Phone Hacking: News International Moves To Throw A Case Out of Court Rather Than Settle
The News Corp. subsidiary says case involving Elle Macpherson's former financial adviser Mary-Ellen Field has "no legal merit."
LONDON -- News International is trying for the first time to have a phone-hacking damages case thrown out of court rather than settle it.
The case involves Elle Macpherson's former financial adviser Mary-Ellen Field who is embroiled in a civil action against News International's The News of The World, a paper Rupert Murdoch's News Corp. closed in the wake of the phone hacking scandal.
A News International spokesperson declined to comment on the case.
News International is applying for a summary judgment against Field and will argue for her case to be struck out on the grounds it has no legal merit.
The publishing subsidiary's move comes despite repeated claims by Field that her life was destroyed after her phone was allegedly hacked by The News of the World.
According to a report in The Guardian, Field's claims – legally launched 18 months ago -- have never been publicly denied by Murdoch's subsidiary.
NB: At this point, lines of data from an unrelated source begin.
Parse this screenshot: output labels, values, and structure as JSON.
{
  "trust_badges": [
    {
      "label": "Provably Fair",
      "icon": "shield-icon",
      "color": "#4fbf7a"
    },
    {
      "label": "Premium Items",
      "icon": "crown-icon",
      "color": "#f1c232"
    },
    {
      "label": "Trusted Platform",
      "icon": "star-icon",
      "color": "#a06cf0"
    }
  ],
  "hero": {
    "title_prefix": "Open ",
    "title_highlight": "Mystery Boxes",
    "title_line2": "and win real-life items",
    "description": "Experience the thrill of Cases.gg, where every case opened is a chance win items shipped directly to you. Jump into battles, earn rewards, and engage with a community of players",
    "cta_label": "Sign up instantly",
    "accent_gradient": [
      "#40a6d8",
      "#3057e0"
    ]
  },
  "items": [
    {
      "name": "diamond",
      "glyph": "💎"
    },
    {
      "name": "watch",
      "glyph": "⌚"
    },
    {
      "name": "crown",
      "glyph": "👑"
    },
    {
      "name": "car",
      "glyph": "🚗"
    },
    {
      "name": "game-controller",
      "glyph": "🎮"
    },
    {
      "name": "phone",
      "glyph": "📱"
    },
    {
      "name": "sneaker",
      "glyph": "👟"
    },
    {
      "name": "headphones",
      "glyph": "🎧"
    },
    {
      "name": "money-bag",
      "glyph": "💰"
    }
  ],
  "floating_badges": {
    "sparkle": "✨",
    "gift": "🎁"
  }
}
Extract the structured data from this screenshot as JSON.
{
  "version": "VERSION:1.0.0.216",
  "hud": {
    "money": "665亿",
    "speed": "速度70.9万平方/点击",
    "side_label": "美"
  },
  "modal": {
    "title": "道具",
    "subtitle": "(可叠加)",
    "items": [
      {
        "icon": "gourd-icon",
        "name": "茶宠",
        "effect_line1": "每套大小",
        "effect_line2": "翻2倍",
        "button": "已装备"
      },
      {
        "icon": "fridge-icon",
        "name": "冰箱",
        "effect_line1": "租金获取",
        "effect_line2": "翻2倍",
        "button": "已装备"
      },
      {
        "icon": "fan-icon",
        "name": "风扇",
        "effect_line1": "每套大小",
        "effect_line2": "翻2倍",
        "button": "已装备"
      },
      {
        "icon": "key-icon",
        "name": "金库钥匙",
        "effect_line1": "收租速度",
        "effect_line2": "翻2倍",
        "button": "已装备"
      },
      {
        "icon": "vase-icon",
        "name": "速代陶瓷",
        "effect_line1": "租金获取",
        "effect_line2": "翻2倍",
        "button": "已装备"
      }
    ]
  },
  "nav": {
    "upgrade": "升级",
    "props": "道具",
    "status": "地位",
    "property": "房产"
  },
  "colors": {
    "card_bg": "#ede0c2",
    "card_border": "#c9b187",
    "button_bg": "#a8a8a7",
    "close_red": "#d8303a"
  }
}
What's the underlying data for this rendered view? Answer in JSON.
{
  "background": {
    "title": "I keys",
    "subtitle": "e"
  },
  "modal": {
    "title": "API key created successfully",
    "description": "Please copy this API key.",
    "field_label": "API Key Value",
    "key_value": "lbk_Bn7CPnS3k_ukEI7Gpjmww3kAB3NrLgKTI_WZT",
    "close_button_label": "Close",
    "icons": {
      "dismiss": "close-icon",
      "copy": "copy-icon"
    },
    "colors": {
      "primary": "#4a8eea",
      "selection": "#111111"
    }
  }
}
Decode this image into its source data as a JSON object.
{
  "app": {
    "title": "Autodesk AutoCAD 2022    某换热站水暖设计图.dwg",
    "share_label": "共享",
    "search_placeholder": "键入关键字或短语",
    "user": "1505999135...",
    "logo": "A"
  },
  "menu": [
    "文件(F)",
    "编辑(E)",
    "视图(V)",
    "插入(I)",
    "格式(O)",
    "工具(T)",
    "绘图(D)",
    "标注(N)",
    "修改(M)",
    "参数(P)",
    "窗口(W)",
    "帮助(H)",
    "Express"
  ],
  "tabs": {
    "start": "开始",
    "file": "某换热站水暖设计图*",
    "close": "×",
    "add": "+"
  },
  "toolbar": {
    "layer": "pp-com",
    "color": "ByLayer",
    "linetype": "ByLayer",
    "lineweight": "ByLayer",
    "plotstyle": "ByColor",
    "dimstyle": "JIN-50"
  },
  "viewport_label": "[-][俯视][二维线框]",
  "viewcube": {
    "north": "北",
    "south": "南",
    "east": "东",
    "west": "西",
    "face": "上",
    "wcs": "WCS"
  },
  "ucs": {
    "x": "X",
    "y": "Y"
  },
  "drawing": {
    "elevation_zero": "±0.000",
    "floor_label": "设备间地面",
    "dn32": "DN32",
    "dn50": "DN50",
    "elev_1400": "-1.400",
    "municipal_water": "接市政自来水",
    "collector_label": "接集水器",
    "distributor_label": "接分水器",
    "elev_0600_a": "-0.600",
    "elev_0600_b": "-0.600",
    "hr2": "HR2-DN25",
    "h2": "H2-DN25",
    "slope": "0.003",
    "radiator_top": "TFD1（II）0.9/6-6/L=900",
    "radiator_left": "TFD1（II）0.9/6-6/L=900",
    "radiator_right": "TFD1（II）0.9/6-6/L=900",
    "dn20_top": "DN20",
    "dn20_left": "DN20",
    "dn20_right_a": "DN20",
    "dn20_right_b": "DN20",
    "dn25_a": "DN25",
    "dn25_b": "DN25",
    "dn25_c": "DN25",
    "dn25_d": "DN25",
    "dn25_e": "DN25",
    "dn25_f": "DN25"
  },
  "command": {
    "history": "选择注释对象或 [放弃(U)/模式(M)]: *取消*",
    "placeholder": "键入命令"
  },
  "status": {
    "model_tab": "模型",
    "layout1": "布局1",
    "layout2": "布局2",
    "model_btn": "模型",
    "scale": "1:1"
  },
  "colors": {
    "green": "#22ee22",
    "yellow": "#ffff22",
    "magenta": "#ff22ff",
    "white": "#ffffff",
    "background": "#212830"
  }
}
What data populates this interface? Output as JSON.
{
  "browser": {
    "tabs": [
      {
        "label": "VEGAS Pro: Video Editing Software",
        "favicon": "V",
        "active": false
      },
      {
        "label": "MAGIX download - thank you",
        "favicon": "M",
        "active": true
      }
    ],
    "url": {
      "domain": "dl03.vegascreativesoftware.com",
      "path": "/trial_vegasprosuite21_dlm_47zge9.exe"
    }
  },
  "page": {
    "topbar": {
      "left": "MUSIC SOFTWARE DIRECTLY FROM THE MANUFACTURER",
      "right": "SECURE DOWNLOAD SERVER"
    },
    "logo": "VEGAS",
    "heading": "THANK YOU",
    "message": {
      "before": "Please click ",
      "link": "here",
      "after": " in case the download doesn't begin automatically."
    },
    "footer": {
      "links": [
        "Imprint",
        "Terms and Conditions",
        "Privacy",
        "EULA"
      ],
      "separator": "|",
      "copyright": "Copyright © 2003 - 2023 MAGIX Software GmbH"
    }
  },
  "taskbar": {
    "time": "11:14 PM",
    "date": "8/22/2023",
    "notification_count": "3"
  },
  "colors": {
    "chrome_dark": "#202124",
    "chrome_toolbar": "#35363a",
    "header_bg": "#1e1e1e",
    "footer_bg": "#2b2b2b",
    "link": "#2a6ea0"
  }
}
The Guardianreports it is believed that this is the first time News International has tried to have one of the numerous damages lawsuits relating to phone hacking struck out rather than settled.
But while this has not been denied, sources close to the action said it is unlikely to signal a change in strategy by News International in dealing with mounting costs and suits against the News Corp. division.
Field, when giving evidence to the Leveson inquiry into media ethics said here reputation had been "trashed" after MacPherson said she had leaked stories to the press about the supermodel.
Field was one of more than 60 individuals who took legal action against News International last year in the first tranche of cases at the high court.
Almost all were settled, including claims by actors Jude Law, Steve Coogan and singer Charlotte Church.
Field's case was among those held over for the second tranche of civil phone hacking cases, which now include at least 50 claims due to be heard next year.